44. The Paper Bag Christmas by Kevin Alan Milne. A cute and fun Christmas book.  Quite cheesy and predictable, but isn’t that what Christmas books are supposed to be?

45. The Scorch Trials by James Dashner.  Bryan and I listened to this on the way to Disneyland.  I may or may not have slept a little bit (read: I probably missed a good 1/4 of the book) so it just didn’t make sense to me and I still wasn’t getting the answers I wanted so I gave up.  I grudgingly finished this book, but never did finish the series.  (It sounds like this is a trend with me- I never make it to the 3rd book)


kali said...

Nine coaches waiting sounds really good! I'll have to check that one out, thanks!
We tried to read the miracles that saved america for book club, but the libraries out here don't carry it :(
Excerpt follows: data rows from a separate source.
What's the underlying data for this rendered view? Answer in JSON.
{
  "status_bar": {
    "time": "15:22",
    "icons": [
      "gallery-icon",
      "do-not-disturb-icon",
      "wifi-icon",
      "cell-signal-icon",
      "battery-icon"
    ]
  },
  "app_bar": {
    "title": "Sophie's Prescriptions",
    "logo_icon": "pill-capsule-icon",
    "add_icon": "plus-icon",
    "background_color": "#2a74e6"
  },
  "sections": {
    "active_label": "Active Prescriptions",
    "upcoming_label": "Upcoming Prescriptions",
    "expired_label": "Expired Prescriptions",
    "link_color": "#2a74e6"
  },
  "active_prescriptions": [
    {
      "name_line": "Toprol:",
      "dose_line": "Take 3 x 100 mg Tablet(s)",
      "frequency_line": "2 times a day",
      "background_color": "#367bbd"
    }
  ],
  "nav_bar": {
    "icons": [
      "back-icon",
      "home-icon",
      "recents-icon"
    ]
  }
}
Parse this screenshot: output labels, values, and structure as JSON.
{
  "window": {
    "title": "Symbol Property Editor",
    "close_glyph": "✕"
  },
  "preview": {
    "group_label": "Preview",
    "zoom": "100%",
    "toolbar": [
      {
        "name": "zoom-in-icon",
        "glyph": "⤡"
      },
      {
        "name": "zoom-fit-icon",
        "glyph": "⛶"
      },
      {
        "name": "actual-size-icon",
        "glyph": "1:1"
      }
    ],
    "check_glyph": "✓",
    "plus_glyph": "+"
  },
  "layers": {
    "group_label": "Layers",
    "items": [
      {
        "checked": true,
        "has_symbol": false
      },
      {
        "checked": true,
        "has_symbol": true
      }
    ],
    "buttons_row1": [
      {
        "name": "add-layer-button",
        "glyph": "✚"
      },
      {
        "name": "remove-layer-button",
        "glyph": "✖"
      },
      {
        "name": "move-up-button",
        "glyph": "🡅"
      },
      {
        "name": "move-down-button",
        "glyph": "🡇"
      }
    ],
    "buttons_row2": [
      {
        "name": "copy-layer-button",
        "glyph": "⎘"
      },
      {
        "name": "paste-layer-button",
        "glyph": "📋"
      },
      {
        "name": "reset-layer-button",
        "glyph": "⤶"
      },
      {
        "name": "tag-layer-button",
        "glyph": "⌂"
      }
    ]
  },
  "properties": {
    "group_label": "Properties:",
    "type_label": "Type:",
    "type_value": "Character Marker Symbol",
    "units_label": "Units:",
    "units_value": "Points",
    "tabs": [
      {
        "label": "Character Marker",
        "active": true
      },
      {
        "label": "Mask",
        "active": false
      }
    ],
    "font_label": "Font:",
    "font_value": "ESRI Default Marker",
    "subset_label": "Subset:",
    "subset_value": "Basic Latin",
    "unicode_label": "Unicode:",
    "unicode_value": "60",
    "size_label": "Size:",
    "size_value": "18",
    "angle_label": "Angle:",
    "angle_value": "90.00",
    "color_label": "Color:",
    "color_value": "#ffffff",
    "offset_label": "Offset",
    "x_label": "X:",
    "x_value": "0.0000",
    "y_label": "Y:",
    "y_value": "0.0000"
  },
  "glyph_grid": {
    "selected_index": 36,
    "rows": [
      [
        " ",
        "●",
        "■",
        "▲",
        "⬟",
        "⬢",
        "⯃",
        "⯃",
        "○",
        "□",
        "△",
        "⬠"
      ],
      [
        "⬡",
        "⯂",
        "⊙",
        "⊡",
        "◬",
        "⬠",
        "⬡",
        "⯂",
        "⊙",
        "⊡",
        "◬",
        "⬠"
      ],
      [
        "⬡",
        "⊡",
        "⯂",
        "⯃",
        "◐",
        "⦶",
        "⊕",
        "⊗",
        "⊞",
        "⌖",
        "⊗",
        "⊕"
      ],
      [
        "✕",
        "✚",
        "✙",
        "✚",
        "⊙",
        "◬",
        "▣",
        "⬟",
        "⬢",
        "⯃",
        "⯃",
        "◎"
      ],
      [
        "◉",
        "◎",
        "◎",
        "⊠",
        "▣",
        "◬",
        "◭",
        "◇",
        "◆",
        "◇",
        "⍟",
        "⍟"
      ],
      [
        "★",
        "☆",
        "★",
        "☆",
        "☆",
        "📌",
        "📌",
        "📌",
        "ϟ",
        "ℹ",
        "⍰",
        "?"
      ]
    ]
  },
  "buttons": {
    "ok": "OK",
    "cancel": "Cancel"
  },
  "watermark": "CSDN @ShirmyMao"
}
Allison said...

I was just thinking today that les miserables would take a whole year to read, so I am impressed you squeezed it in with 49 others.

Allison said...

I was just thinking today that les miserables would take a whole year to read, so I am impressed you squeezed it in with 49 others.

Lisa Michelle said...

Rach, what would I do without your book lists? Sadly, I probably wouldn't read. :)

Janssen said...

I felt like EVERYONE raved about Maze Runner and I didn't care for it at all.